-- GIVEN DATA follows --

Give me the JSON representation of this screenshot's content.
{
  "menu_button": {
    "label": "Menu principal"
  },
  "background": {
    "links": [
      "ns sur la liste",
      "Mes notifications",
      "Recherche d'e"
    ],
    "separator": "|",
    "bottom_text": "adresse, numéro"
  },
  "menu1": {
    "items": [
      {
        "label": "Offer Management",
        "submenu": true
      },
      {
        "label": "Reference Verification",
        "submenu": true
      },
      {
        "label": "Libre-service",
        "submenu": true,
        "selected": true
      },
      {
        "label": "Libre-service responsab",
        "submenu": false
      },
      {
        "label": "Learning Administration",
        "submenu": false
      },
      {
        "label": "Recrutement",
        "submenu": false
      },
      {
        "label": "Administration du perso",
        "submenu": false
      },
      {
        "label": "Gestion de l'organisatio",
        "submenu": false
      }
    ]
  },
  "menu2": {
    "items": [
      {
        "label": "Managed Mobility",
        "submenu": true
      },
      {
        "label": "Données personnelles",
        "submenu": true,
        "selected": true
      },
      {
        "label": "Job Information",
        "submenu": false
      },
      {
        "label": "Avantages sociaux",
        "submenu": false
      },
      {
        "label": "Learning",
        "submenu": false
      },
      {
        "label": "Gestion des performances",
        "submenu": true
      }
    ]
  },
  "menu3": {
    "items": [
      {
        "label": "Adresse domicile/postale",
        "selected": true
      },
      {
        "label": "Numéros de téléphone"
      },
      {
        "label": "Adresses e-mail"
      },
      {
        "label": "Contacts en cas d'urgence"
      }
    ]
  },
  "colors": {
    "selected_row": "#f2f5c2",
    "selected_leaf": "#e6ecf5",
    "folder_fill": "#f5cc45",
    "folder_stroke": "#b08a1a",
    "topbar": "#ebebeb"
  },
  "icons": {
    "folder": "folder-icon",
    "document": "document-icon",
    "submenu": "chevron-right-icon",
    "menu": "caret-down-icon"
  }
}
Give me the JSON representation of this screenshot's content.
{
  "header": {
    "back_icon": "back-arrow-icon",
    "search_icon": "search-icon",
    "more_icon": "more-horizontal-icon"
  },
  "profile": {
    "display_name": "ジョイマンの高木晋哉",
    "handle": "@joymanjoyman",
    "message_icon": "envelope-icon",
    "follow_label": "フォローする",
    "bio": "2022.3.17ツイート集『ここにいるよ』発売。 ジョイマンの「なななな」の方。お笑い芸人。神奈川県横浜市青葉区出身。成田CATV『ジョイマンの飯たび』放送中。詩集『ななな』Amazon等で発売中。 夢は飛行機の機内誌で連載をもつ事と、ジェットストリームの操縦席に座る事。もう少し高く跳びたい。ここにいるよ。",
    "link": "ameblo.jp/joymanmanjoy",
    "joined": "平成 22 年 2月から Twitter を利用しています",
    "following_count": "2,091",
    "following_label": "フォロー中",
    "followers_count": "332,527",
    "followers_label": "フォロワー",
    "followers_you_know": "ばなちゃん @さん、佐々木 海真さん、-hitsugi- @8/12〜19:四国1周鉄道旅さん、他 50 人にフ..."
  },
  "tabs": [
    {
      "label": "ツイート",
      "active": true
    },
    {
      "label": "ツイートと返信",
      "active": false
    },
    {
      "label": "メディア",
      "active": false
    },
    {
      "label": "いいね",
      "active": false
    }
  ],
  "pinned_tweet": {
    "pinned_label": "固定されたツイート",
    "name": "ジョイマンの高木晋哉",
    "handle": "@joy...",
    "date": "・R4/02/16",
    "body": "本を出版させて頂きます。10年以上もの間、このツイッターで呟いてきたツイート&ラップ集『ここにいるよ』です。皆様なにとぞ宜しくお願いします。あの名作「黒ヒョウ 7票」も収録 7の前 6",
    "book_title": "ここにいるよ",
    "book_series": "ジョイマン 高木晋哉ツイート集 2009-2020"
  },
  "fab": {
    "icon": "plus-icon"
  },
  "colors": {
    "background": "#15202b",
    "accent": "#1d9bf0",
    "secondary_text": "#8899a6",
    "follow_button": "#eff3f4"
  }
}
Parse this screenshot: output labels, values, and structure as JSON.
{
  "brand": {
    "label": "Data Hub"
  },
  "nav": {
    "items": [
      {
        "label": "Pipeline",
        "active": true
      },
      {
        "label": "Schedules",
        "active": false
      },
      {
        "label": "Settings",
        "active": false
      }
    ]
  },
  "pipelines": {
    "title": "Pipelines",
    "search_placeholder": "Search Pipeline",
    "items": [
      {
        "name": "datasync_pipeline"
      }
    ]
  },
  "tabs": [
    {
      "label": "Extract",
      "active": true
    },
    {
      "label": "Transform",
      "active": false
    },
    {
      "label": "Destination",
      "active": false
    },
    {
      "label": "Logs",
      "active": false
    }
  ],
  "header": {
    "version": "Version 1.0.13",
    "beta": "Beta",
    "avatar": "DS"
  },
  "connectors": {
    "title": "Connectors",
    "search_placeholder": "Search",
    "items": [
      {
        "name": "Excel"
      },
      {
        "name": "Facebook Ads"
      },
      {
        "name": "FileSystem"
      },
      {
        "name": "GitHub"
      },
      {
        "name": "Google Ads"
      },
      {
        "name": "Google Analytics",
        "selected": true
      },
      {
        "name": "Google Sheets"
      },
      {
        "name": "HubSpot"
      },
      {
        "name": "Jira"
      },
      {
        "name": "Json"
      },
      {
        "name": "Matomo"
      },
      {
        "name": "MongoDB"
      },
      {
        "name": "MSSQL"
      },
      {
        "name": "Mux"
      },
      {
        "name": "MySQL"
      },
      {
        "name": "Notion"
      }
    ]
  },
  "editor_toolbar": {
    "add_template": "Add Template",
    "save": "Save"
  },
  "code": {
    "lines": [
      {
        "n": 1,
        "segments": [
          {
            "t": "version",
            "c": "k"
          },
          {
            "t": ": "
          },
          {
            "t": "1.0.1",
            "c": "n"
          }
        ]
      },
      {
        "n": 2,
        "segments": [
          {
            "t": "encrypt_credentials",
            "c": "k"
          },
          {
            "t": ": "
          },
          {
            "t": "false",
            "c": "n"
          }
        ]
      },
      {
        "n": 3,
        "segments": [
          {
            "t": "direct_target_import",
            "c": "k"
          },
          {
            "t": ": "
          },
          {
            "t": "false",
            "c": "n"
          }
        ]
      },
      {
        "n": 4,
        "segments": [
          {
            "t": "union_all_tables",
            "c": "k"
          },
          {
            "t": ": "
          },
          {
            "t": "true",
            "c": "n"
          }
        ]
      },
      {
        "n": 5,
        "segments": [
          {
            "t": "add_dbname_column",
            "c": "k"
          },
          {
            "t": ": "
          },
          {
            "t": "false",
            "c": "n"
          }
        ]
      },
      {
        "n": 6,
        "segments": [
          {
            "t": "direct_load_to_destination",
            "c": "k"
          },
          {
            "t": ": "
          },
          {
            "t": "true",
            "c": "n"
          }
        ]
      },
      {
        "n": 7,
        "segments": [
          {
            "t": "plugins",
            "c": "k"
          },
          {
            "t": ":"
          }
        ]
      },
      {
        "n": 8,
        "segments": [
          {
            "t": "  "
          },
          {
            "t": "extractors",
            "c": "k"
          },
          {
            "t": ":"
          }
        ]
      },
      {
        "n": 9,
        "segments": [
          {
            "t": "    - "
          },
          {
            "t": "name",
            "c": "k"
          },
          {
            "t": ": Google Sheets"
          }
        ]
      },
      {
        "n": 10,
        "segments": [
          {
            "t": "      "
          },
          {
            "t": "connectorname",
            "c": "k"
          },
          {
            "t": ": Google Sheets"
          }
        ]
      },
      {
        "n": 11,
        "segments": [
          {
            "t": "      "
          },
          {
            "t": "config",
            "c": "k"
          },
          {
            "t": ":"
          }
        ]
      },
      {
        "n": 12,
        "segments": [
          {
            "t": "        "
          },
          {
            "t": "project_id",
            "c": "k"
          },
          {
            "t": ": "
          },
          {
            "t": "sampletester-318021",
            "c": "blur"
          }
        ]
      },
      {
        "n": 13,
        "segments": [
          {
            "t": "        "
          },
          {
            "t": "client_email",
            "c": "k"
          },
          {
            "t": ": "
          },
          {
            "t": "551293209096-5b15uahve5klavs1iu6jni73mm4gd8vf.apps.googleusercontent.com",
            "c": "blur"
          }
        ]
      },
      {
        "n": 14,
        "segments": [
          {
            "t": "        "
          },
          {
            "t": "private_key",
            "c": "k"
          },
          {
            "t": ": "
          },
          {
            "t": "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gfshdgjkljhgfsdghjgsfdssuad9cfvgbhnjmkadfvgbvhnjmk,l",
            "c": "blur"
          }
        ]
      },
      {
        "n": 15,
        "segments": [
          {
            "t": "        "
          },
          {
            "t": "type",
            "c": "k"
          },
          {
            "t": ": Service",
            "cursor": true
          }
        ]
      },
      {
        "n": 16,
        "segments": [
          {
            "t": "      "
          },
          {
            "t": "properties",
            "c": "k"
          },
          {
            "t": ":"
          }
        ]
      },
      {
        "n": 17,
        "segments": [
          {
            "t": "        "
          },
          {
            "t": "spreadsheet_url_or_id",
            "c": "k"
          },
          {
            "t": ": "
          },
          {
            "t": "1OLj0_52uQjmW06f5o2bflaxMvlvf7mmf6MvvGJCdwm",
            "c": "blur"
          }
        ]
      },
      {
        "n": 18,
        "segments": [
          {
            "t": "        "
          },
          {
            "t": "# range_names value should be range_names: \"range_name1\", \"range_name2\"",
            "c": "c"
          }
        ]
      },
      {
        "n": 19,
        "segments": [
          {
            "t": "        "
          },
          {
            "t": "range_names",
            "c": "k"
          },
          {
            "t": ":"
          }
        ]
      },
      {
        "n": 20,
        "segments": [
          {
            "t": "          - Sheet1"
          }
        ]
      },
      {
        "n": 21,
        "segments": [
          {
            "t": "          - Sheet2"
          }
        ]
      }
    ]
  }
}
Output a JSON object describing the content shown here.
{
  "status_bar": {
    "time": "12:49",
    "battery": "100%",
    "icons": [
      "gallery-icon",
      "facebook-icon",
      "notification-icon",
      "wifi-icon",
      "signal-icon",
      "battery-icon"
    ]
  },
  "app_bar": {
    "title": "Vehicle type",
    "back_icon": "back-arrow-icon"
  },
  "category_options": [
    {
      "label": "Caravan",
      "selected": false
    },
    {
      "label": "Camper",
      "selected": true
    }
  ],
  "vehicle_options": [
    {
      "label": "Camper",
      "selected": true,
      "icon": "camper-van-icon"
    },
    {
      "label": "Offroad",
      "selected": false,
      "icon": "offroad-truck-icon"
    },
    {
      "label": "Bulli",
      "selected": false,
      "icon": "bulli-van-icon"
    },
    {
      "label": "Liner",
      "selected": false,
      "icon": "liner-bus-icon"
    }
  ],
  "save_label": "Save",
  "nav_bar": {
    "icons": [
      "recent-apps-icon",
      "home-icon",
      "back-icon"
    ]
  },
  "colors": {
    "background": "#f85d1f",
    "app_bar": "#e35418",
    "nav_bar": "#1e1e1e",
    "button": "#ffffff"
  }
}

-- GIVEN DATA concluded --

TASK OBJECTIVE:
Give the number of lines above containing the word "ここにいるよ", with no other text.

ANSWER BOX:
3